When kids – largely, but by no means exclusively, little dudes – lose their minds over the anthropomorphic autos of the animated Cars movies, it’s simple math: wisecracking racecars equals bright, shiny entertainment for the junior need-for-speed crowd and happiness for the shareholders. But if adults big-up the series for anything besides being a visual babysitter, it’s for proving that yes, even the mighty Pixar is not perfect.
Since 1995, a.k.a. The Year That Toy Story Changed Everything, the company hasn’t only revolutionized American animation – it’s also had an insane hit-to-miss average, spitting out Oscar-nominated, list-topping gems with impressive regularity. The problem with permanently raising the bar, however, is you have to keep meeting your own standard. And while the Cars movie have been their most commercially popular movies (visit a Disney theme park if you don’t believe us), they are the creative runts of the Pixar litter. The 2006 original tacked a humility lesson on to a Route 66 Americana landscape lifted from a retro chain diner; the 2011 sequel threw some stock James Bond shenanigans into the mix. Frankly, anybody could have made these feature-length Chevron ads. But these are the folks that brought you Finding Nemo, and Wall-E, and Inside Out. Why, you wonder, are the heirs to Miyazaki’s crown making the sort of Mouse Ears Inc. merchandising-first-movie-later mediocrity you can get in animated abundance everywhere else?
So when we say that Cars 3 is easily the best entry of the bunch, feel free to take it as faint praise. But when we tell you that this is the first one to genuinely deserve having the Pixar name attached to it – well, that’s something else entirely. There’s an emotional resonance to this story about growing old, chasing glory days and the joy of passing the baton that leaves the other two films choking on its digitally rendered dust. The end goal this time out isn’t just to sell a few more toys and Lightning McQueen lunchboxes. It’s actually tapping into something deeper than a corporate bottom line.

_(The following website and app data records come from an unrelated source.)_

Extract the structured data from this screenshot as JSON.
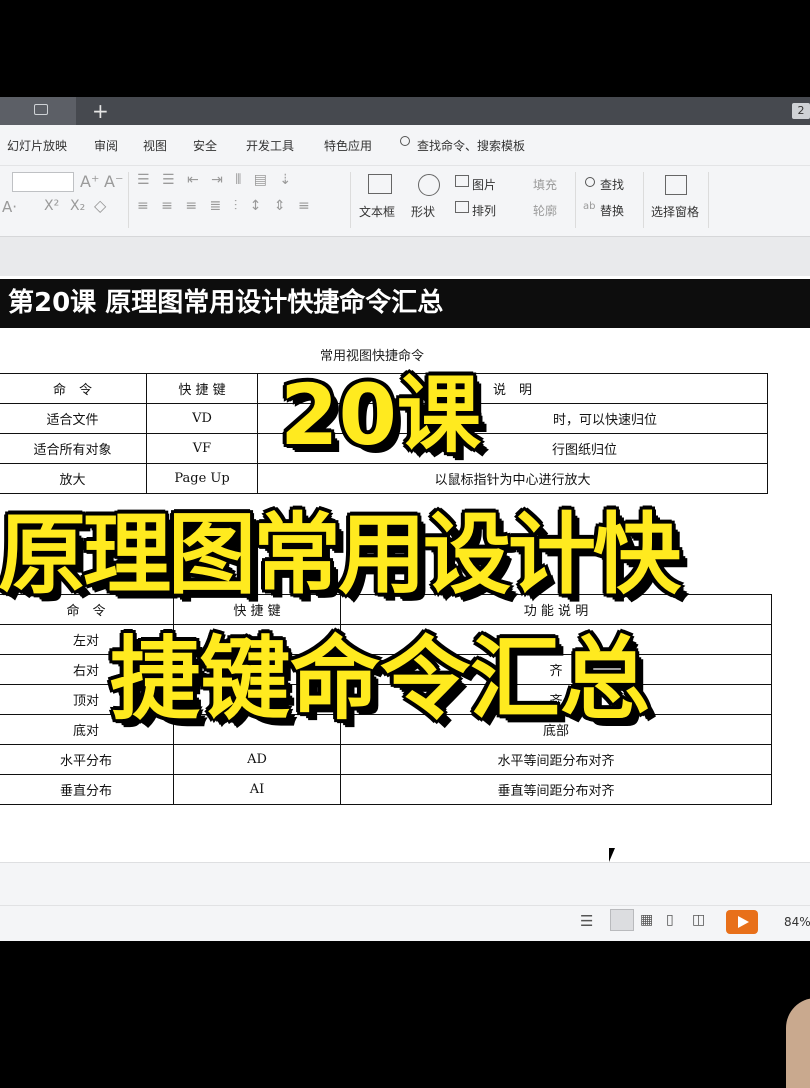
{
  "tabs": {
    "plus": "+",
    "count": "2"
  },
  "menu": [
    "幻灯片放映",
    "审阅",
    "视图",
    "安全",
    "开发工具",
    "特色应用",
    "查找命令、搜索模板"
  ],
  "ribbon": {
    "textbox": "文本框",
    "shape": "形状",
    "picture": "图片",
    "arrange": "排列",
    "fill": "填充",
    "outline": "轮廓",
    "find": "查找",
    "replace": "替换",
    "selection_pane": "选择窗格"
  },
  "slide": {
    "lesson_title": "第20课 原理图常用设计快捷命令汇总",
    "view_table_title": "常用视图快捷命令",
    "view_table": {
      "headers": [
        "命　令",
        "快 捷 键",
        "说　明"
      ],
      "rows": [
        [
          "适合文件",
          "VD",
          "时，可以快速归位"
        ],
        [
          "适合所有对象",
          "VF",
          "行图纸归位"
        ],
        [
          "放大",
          "Page Up",
          "以鼠标指针为中心进行放大"
        ]
      ]
    },
    "align_table": {
      "headers": [
        "命　令",
        "快 捷 键",
        "功 能 说 明"
      ],
      "rows": [
        [
          "左对",
          "",
          ""
        ],
        [
          "右对",
          "",
          "齐"
        ],
        [
          "顶对",
          "",
          "齐"
        ],
        [
          "底对",
          "",
          "底部"
        ],
        [
          "水平分布",
          "AD",
          "水平等间距分布对齐"
        ],
        [
          "垂直分布",
          "AI",
          "垂直等间距分布对齐"
        ]
      ]
    }
  },
  "overlay": {
    "line1": "20课",
    "line2": "原理图常用设计快",
    "line3": "捷键命令汇总"
  },
  "status": {
    "zoom": "84%"
  }
}
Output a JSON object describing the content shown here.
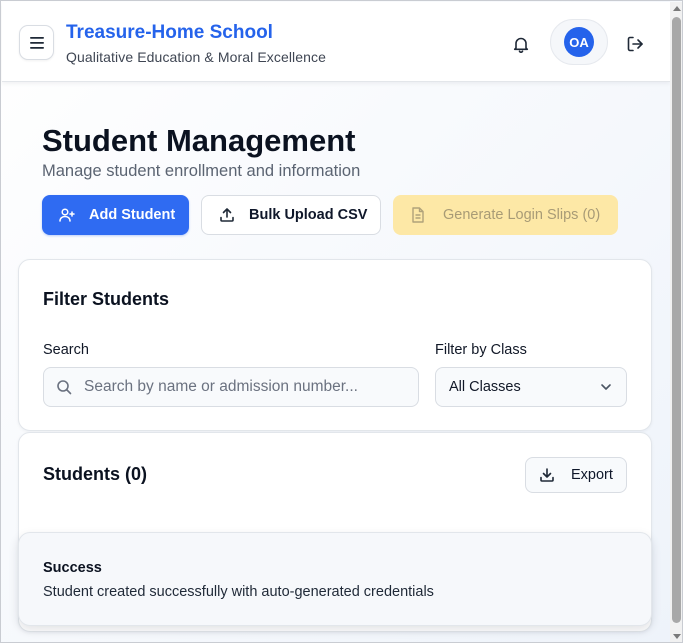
{
  "header": {
    "school_name": "Treasure-Home School",
    "tagline": "Qualitative Education & Moral Excellence",
    "avatar_initials": "OA",
    "icons": [
      "menu-icon",
      "bell-icon",
      "logout-icon"
    ]
  },
  "page": {
    "title": "Student Management",
    "subtitle": "Manage student enrollment and information"
  },
  "actions": {
    "add_student": "Add Student",
    "bulk_upload": "Bulk Upload CSV",
    "generate_slips": "Generate Login Slips (0)"
  },
  "filter": {
    "title": "Filter Students",
    "search_label": "Search",
    "search_placeholder": "Search by name or admission number...",
    "search_value": "",
    "class_label": "Filter by Class",
    "class_selected": "All Classes"
  },
  "students": {
    "title": "Students (0)",
    "export_label": "Export"
  },
  "toast": {
    "title": "Success",
    "message": "Student created successfully with auto-generated credentials"
  },
  "colors": {
    "brand": "#2563eb",
    "primary_button": "#2f6bf2",
    "disabled_button": "#fde8a6"
  }
}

Oh, it’s still a Cars movie – you still get Owen Wilson’s McQueen whizzing past checkered flags, in racing sequences that look like a NASCAR enthusiast’s nocturnal emissions. You still get Larry the Cable Guy’s hillbilly towtruck Mater (a literal cartoon-redneck caricature instead of his usual figurative one), and Bonnie Hunt’s revved-up voice of reason Sally, and the rest of Radiator Springs’ cast of characters. Popular songs about, yes, driving and things that go vroom will indeed be covered. Viewers under the age of 12 will still yelp with glee. But in the middle of the opening power-chord winning montages, Lightning McQueen starts losing. There’s a new hotshot in town, a next-gen hi-tech model named Jackson Storm (Armie Hammer) – think a cocky Ivan Drago as a car. And just like that, our hero becomes yesterday’s news. He’s losing his edge to the kids, whose tire-squeals he hears when they get on the tracks.
Luckily, a businessman – er, “businesscar” – and superfan named Sterling (Nathan Fillion, in full-smarm mode) wants to bring Lightning to his bleeding-edge training facility and get him back into qualifying shape. He’s assigned a personal coach, a “maestro of motivation” named Cruz Ramirez (Cristela Alonzo) to help get his motoring mojo back. The former champ wants to get his chops back real-world–style, so he and Cruz hit the road.
And then, amidst the backroads demolition-derby set pieces and flashbacks to Lightning’s old father figure Hudson (it’s a thrill to hear Paul Newman’s voice again, even posthumously) and visits to legendary stomping grounds and lots of celebrity voices, something quietly remarkable occurs. Director Brian Fee, a Pixar art department veteran, and the six other writers who he shares a “story by”/screenwriting credit with somehow manage to turn what seemed like another moving-violation blockbuster into something moving: a recognition of the moment when your sun is setting and someone else’s is rising. On paper, this sounds like parent-trolling, particularly for any middle-age dads sitting in the multiplex who still cling to the idea that your twenties apparently last forever. But the way they build up to the moment when Lightning finds peace in passing it forward, and the grace with which they make that melancholy aspect seem majestic without diluting it, is slightly miraculous and somehow completely in tune with the movie.
The result is inspiring, which isn’t something you associate with this series. It’s enough to not feel bile rising in your throat watching a Cars movie; the lump you get there instead as the spotlight is ceded to the next generation is a bonus. And the notion that the same little dudes that thrilled to Lightning McQueen tearing it up may find themselves suddenly thinking there’s nothing wrong with rooting for a female character – especially one named Cruz Ramirez, at this particular moment in time – is heartening beyond belief. This feels like a victory lap.